[Start of section]

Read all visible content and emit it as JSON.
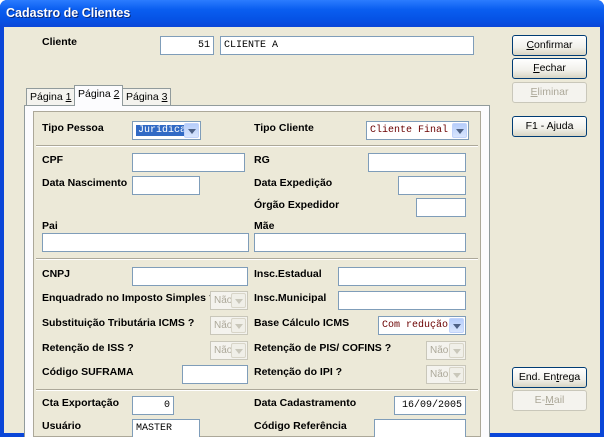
{
  "window": {
    "title": "Cadastro de Clientes"
  },
  "header": {
    "cliente_label": "Cliente",
    "cliente_code": "51",
    "cliente_name": "CLIENTE A"
  },
  "tabs": [
    {
      "label": "Página ",
      "num": "1"
    },
    {
      "label": "Página ",
      "num": "2"
    },
    {
      "label": "Página ",
      "num": "3"
    }
  ],
  "buttons": {
    "confirmar": {
      "first": "C",
      "rest": "onfirmar"
    },
    "fechar": {
      "first": "F",
      "rest": "echar"
    },
    "eliminar": {
      "first": "E",
      "rest": "liminar"
    },
    "ajuda": "F1 - Ajuda",
    "end_entrega": {
      "pre": "End. En",
      "u": "t",
      "post": "rega"
    },
    "email": {
      "pre": "E-",
      "u": "M",
      "post": "ail"
    }
  },
  "form": {
    "tipo_pessoa": {
      "label": "Tipo Pessoa",
      "value": "Jurídica"
    },
    "tipo_cliente": {
      "label": "Tipo Cliente",
      "value": "Cliente Final"
    },
    "cpf": {
      "label": "CPF",
      "value": ""
    },
    "rg": {
      "label": "RG",
      "value": ""
    },
    "data_nascimento": {
      "label": "Data Nascimento",
      "value": ""
    },
    "data_expedicao": {
      "label": "Data Expedição",
      "value": ""
    },
    "orgao_expedidor": {
      "label": "Órgão Expedidor",
      "value": ""
    },
    "pai": {
      "label": "Pai",
      "value": ""
    },
    "mae": {
      "label": "Mãe",
      "value": ""
    },
    "cnpj": {
      "label": "CNPJ",
      "value": ""
    },
    "insc_estadual": {
      "label": "Insc.Estadual",
      "value": ""
    },
    "enquadrado_simples": {
      "label": "Enquadrado no Imposto Simples ?",
      "value": "Não"
    },
    "insc_municipal": {
      "label": "Insc.Municipal",
      "value": ""
    },
    "subst_tributaria": {
      "label": "Substituição Tributária ICMS ?",
      "value": "Não"
    },
    "base_calculo": {
      "label": "Base Cálculo ICMS",
      "value": "Com redução"
    },
    "retencao_iss": {
      "label": "Retenção de ISS ?",
      "value": "Não"
    },
    "retencao_pis": {
      "label": "Retenção de PIS/ COFINS ?",
      "value": "Não"
    },
    "codigo_suframa": {
      "label": "Código SUFRAMA",
      "value": ""
    },
    "retencao_ipi": {
      "label": "Retenção do IPI ?",
      "value": "Não"
    },
    "cta_exportacao": {
      "label": "Cta Exportação",
      "value": "0"
    },
    "data_cadastramento": {
      "label": "Data Cadastramento",
      "value": "16/09/2005"
    },
    "usuario": {
      "label": "Usuário",
      "value": "MASTER"
    },
    "codigo_referencia": {
      "label": "Código Referência",
      "value": ""
    }
  }
}
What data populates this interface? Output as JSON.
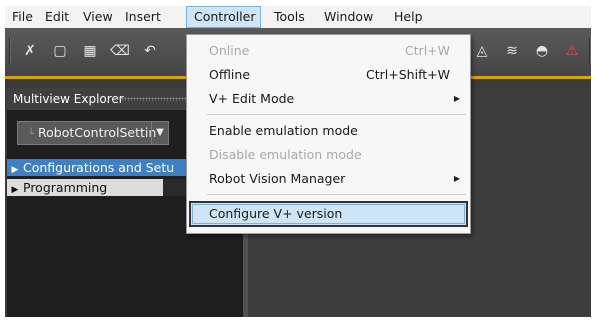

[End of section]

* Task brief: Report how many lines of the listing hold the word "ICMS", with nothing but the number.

* Solution for this problem: 2